The automaker has already fixed about 280,000 of them that will not be subject to this current buyback program — one labeled as the most expensive in US history. Indeed, Fiat Chrysler is expected to pay up to $1 billion to remedy its past mistakes.
Fiat Chrysler has also been handed a $105 million civil fine for its failure to properly handle some 23 safety recalls for its vehicles totaling roughly 11 million cars and trucks. The auto maker was found in violation of multiple rules under the Motor Vehicle Safety Act including its failure to repair vehicles with safety defects as well as buy back defective models from owners.
Additionally, Fiat Chrysler will have to pay the owners of roughly a million older-model Jeeps Cherokee and Jeep Liberty SUVs designed with rear-mounted gas tanks to have their vehicles fixed or grade them in. There have been 75 deaths attributed to fiery crashes involving these vehicles.
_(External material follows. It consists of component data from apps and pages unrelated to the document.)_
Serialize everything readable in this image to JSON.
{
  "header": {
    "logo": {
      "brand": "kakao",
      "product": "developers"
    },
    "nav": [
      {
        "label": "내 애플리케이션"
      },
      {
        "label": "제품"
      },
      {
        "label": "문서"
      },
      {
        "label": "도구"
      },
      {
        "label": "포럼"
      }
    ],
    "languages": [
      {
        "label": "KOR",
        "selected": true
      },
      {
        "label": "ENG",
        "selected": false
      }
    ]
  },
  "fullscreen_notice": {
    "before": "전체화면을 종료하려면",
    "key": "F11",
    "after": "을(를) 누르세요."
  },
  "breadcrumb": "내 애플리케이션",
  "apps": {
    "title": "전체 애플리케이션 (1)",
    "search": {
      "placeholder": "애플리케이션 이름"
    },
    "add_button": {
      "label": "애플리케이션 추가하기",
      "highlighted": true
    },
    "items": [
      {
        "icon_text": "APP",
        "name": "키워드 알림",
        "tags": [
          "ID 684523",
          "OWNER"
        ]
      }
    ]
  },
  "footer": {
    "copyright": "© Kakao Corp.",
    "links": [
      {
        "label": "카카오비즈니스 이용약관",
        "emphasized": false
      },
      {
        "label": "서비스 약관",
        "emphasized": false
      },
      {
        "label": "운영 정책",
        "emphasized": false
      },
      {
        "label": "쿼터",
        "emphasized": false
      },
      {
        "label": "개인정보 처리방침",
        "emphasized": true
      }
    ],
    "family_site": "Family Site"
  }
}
The Jeep’s gas tanks may rupture in a rear-end crash and erupt in a fire. Only about 20 percent of the affected Jeep vehicles have had repairs made.
Also, the recall includes certain Dodge models with defective parts in the steering system, causing driver to lose control of the car.
“Today’s action holds Fiat Chrysler accountable for its past failures, pushes them to get unsafe vehicles repaired or off the roads and takes concrete steps to keep Americans safer going forward,” said Secretary Foxx. “This civil penalty puts manufacturers on notice that the Department will act when they do not take their obligations to repair safety defects seriously.”
Finally, the performance of Fiat Chrysler’s efforts to remedy this situation will be overseen for the next three years by an independent monitor approved by the NHTSA.
Fiat Chrysler Automobiles Models Eligible for Buyback
Dodge Ram 1500 (2009 to 2012).
Dodge Ram 1500 Mega Cab 4 X 4 (2008).
Dodge Ram 2500 4 X 4, 3500 4 X 4, 4500 4 X 4, and 5500 4 X 4 (2008 to 2012).
Chrysler Aspen and Dodge Durango SUVs (2009)
Dodge Dakota pickup (2009 through 2011).
Jeep Liberty (2002 to 2007)
Jeep Cherokee (1993 to 1998)